The 50,000-square-foot center of excellence will serve as a “physical location that clusters skills and expertise,” Garnick explained. Anthelio has not chosen the actual site yet, but Garnick said the company has narrowed its options to two, one in Detroit proper and one in an unspecified suburb.

There will be some consolidation of services from Anthelio offices in Detroit and Flint, Mich., but most of the people working at the center of excellence will be new hires, Garnick said, and the company would keep the existing locations open. The two current Michigan offices help Anthelio support major clients McLaren Health Care Corp. in Flint, and Nashville, Tenn.-based Vanguard Health Systems, owner of Detroit Medical Center.

Garnick did not indicate exactly how many employees Anthelio was looking for, but said it was in the thousands. “We are hiring people as we speak,” Garnick said. He added that Anthelio will support tuition reimbursement for new employees who are completing health IT training in programs of three to six months at community colleges. Current Anthelio employees also are eligible for tuition assistance.

The company is looking for expertise in health information management, computer-assisted coding, business process improvement, and other back-end healthcare functions, according to the CEO. “We have a broad set of needs, he said.

Last week, Anthelio announced a partnership with speech recognition technology vendor MedQuist Holdings to improve clinical documentation for healthcare providers and promote computer-assisted coding. The Michigan center for excellence will handle some of this work, according to Garnick, as well as analytics-related activities with another Anthelio partner, OptumInsight, a subsidiary of UnitedHealth Group that was formerly known as Ingenix.

Much of the ramp-up is intended to prepare clients for the October 2013 transition from ICD-9 to ICD-10 coding.

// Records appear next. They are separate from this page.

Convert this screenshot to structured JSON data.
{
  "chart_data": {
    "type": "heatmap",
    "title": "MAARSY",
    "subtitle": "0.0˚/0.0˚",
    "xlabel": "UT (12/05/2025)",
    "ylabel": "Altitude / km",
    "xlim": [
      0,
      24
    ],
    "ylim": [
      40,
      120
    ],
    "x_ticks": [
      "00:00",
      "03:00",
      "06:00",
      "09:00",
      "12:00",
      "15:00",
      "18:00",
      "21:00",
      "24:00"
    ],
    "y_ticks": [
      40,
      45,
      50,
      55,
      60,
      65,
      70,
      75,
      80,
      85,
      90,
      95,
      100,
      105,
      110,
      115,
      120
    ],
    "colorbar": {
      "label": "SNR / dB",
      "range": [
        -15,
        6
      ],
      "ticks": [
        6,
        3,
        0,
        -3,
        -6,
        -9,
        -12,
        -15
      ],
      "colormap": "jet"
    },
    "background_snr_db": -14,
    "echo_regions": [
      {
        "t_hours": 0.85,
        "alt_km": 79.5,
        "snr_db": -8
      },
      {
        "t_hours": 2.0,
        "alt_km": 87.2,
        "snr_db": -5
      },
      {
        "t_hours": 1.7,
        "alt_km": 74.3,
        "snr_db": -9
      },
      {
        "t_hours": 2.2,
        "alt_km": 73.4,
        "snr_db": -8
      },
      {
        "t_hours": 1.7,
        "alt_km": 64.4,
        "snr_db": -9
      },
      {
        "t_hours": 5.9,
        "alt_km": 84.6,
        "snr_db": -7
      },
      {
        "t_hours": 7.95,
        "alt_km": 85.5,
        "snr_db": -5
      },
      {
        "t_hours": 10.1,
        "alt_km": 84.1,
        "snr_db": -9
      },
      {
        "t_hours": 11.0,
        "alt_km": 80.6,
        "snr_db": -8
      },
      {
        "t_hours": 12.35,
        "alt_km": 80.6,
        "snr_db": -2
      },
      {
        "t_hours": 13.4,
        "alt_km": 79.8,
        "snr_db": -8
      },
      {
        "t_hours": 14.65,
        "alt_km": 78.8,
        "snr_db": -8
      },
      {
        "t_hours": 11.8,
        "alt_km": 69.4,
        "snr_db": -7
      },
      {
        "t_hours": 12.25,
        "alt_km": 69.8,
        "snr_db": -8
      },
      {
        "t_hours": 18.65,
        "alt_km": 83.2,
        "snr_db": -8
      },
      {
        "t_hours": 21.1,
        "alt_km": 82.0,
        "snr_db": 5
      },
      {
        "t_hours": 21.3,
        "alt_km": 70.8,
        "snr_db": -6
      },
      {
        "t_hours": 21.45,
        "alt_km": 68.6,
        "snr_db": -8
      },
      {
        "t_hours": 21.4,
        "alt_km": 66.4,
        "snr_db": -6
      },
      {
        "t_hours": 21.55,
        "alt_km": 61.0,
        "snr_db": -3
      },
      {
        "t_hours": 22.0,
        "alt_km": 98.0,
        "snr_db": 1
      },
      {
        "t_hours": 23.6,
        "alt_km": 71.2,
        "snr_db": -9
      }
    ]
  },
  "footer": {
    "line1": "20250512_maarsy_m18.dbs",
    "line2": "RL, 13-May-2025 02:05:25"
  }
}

Garnick likened the change to the scope of preparations IT departments made for Y2K more than a decade ago, with one major difference. “It doesn’t end on Jan. 1, 2000,” Garnick noted. “This will be the new platform for reimbursement for healthcare.

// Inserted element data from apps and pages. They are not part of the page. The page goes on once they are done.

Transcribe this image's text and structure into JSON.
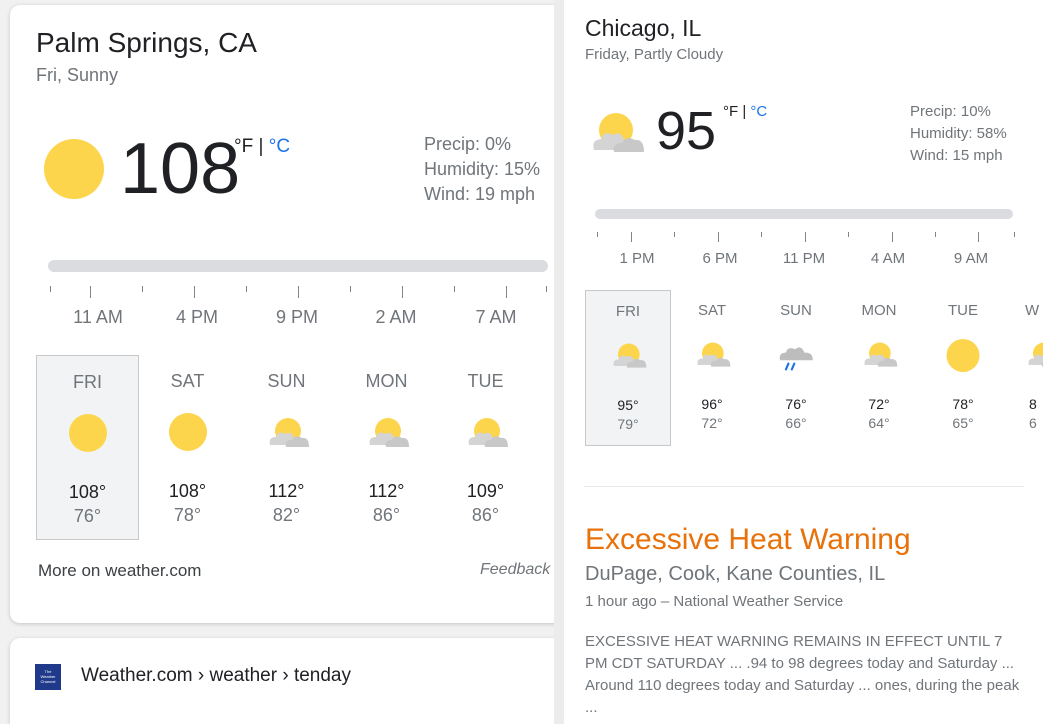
{
  "left": {
    "location": "Palm Springs, CA",
    "condition": "Fri, Sunny",
    "temp": "108",
    "unit_f": "°F",
    "unit_sep": "|",
    "unit_c": "°C",
    "precip": "Precip: 0%",
    "humidity": "Humidity: 15%",
    "wind": "Wind: 19 mph",
    "times": [
      "11 AM",
      "4 PM",
      "9 PM",
      "2 AM",
      "7 AM"
    ],
    "days": [
      {
        "name": "FRI",
        "icon": "sunny-icon",
        "hi": "108°",
        "lo": "76°"
      },
      {
        "name": "SAT",
        "icon": "sunny-icon",
        "hi": "108°",
        "lo": "78°"
      },
      {
        "name": "SUN",
        "icon": "partly-cloudy-icon",
        "hi": "112°",
        "lo": "82°"
      },
      {
        "name": "MON",
        "icon": "partly-cloudy-icon",
        "hi": "112°",
        "lo": "86°"
      },
      {
        "name": "TUE",
        "icon": "partly-cloudy-icon",
        "hi": "109°",
        "lo": "86°"
      }
    ],
    "more_link": "More on weather.com",
    "feedback": "Feedback",
    "result_breadcrumb": "Weather.com › weather › tenday",
    "logo_text": "The Weather Channel"
  },
  "right": {
    "location": "Chicago, IL",
    "condition": "Friday, Partly Cloudy",
    "temp": "95",
    "unit_f": "°F",
    "unit_sep": "|",
    "unit_c": "°C",
    "precip": "Precip: 10%",
    "humidity": "Humidity: 58%",
    "wind": "Wind: 15 mph",
    "times": [
      "1 PM",
      "6 PM",
      "11 PM",
      "4 AM",
      "9 AM"
    ],
    "days": [
      {
        "name": "FRI",
        "icon": "partly-cloudy-icon",
        "hi": "95°",
        "lo": "79°"
      },
      {
        "name": "SAT",
        "icon": "partly-cloudy-icon",
        "hi": "96°",
        "lo": "72°"
      },
      {
        "name": "SUN",
        "icon": "rain-icon",
        "hi": "76°",
        "lo": "66°"
      },
      {
        "name": "MON",
        "icon": "partly-cloudy-icon",
        "hi": "72°",
        "lo": "64°"
      },
      {
        "name": "TUE",
        "icon": "sunny-icon",
        "hi": "78°",
        "lo": "65°"
      },
      {
        "name": "W",
        "icon": "partly-cloudy-icon",
        "hi": "8",
        "lo": "6"
      }
    ],
    "alert_title": "Excessive Heat Warning",
    "alert_area": "DuPage, Cook, Kane Counties, IL",
    "alert_source": "1 hour ago – National Weather Service",
    "alert_text": "EXCESSIVE HEAT WARNING REMAINS IN EFFECT UNTIL 7 PM CDT SATURDAY ... .94 to 98 degrees today and Saturday ... Around 110 degrees today and Saturday ... ones, during the peak ..."
  },
  "colors": {
    "sun": "#fcd54d",
    "cloud": "#d4d4d4",
    "rain": "#1a73e8",
    "warning": "#e8710a",
    "celsius_link": "#1a73e8"
  }
}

October 14, 2011 I Written By

I'm a freelance healthcare journalist, specializing in health IT, mobile health, healthcare quality, hospital/physician practice management and healthcare finance.

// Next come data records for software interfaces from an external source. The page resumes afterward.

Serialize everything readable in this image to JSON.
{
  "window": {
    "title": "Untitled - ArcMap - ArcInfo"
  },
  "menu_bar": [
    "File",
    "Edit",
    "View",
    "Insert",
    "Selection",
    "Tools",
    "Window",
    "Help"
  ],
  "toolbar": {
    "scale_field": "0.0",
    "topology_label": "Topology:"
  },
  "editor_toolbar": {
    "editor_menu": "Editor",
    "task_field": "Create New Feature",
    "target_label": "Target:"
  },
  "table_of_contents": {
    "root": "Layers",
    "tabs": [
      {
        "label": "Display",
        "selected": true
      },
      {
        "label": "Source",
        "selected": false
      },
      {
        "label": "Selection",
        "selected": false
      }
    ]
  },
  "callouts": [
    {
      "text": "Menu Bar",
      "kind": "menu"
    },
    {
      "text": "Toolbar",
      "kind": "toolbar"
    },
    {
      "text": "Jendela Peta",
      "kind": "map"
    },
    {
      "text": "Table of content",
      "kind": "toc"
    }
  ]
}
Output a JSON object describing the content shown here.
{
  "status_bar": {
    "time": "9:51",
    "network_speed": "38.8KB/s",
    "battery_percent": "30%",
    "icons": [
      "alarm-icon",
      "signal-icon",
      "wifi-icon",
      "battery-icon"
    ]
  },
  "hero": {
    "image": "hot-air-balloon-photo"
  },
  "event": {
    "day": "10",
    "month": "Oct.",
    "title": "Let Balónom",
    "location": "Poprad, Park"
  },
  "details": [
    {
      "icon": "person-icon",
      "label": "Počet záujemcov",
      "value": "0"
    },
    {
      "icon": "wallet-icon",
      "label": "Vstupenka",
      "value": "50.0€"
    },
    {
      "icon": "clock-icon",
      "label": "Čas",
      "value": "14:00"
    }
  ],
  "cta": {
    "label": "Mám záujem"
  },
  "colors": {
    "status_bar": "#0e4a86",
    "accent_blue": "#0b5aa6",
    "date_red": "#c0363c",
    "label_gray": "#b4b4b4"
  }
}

ONC HIT competency testing

Late last week, the Office of the National Coordinator for Health Information Technology opened six exams to test the competency of health IT professionals who have completed short-term training programs. I’m not quite sure how I feel about this. Is it a good thing for the federal government to offer these voluntary exams? After all, ONC is funding the development of HIT training curriculum for community colleges and providing lots of scholarship money. Shouldn’t the government expect to get a return on its investment? Or should the feds stay out of the testing process?

May 25, 2011 I Written By

I'm a freelance healthcare journalist, specializing in health IT, mobile health, healthcare quality, hospital/physician practice management and healthcare finance.